Common Name(s): Madrone, Pacific Madrone
Scientific Name: Arbutus menziesii
Distribution: Western coast of North America
Tree Size: 50-80 ft (15-24 m) tall, 2-3 ft (.6-1.0 m) trunk diameter
Average Dried Weight: 50 lbs/ft3 (795 kg/m3)
Specific Gravity (Basic, 12% MC): .58, .79
Janka Hardness: 1,460 lbf (6,490 N)
Modulus of Rupture: 10,400 lbf/in2 (71.7 MPa)
Elastic Modulus: 1,230,000 lbf/in2 (8.48 GPa)
Crushing Strength: 6,880 lbf/in2 (47.4 MPa)
Shrinkage: Radial: 5.6%, Tangential: 12.4%, Volumetric: 18.1%, T/R Ratio: 2.2
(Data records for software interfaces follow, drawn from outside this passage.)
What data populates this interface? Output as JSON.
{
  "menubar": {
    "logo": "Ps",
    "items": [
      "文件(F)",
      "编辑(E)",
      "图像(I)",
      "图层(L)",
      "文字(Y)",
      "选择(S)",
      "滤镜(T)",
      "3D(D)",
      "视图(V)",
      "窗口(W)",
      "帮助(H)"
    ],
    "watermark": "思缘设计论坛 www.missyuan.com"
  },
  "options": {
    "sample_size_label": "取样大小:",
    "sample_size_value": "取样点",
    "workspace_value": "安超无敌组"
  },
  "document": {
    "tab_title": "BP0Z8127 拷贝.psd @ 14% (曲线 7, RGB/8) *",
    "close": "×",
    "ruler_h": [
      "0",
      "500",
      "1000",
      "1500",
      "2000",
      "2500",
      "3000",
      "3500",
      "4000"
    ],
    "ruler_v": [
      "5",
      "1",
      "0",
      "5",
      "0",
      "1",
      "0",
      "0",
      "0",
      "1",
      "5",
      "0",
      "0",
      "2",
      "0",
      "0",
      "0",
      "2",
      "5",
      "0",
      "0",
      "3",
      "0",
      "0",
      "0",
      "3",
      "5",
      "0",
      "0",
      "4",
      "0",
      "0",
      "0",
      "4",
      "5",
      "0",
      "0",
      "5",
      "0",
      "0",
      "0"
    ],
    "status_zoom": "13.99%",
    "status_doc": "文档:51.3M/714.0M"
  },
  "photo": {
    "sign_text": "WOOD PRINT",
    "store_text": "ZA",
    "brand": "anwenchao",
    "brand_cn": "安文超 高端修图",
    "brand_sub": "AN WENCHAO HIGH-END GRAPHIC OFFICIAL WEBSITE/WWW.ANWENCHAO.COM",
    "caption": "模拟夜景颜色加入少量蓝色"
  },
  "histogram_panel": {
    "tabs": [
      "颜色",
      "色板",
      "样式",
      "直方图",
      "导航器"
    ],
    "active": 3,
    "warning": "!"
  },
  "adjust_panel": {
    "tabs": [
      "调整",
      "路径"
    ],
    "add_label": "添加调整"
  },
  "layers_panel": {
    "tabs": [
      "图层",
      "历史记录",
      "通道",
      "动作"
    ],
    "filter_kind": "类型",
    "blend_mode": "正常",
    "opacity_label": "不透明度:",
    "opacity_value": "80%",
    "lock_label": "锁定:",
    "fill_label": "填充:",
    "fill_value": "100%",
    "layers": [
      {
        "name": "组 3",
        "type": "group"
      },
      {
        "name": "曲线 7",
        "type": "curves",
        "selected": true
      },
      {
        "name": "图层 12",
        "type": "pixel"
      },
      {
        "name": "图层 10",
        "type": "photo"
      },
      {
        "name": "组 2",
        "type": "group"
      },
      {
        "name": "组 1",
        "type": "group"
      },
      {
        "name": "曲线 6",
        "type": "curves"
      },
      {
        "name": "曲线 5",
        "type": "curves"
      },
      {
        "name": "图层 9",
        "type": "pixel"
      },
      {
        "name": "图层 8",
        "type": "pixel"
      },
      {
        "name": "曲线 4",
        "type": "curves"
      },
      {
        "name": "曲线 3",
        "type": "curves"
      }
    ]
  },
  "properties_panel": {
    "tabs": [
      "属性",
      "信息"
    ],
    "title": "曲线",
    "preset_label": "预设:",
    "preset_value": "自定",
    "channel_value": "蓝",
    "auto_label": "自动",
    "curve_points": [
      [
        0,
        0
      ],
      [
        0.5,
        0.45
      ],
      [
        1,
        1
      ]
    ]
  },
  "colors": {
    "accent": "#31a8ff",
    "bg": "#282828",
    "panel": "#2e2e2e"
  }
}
Color/Appearance: Color tends to be a cream or pinkish brown color, but can also have dark red patches. Madrone is known for its burl veneer, which has many closely-packed clusters of knots and swirled grain.
Grain/Texture: Grain tends to be straight, with a very fine and even texture.
Endgrain: Semi-ring-porous or diffuse-porous; solitary and radial multiples; small pores in no specific arrangement, very numerous; heartwood deposits occasionally present; parenchyma absent; narrow to medium rays, spacing fairly close.
Rot Resistance: Madrone is rated as non-durable to perishable with regard to decay resistance.
Workability: Madrone is easy to work with machine and hand tools, and compares similarly to Hard Maple in working characteristics. The wood can be difficult to dry, and has a tendency to warp or twist. Madrone is an excellent turning wood, and also takes stains and finishes well.
Odor: No characteristic odor.
Pricing/Availability: Madrone is most often sold as burl veneer, which tends to be quite expensive. Madrone lumber, if available, is also expensive for a domestic wood species, easily costing more than other premium domestic hardwoods such as Cherry or Walnut: its price is likely to compare similarly to Myrtle, another Pacific-coast hardwood.
Sustainability: This wood species is not listed in the CITES Appendices or on the IUCN Red List of Threatened Species.
Common Uses: Veneer, turned objects, and other small specialty objects.
Comments: Madrone burl is highly prized as a decorative veneer, while Madrone lumber is a very dense and finely-grained hardwood that’s similar in appearance to fruitwoods. The wood burns long and hot, and as a result it is also used for firewood and charcoal.
Madrone’s botanical species name, menziesii, is in honor of Scottish botanist Archibald Menzies, who discovered the tree in 1792 during the George Vancouver Expedition—his name is also applied to Douglas-fir (Pseudotsuga menziesii).
Scans/Pictures: A special thanks to Steve Earis for providing the burl veneer sample of this wood species.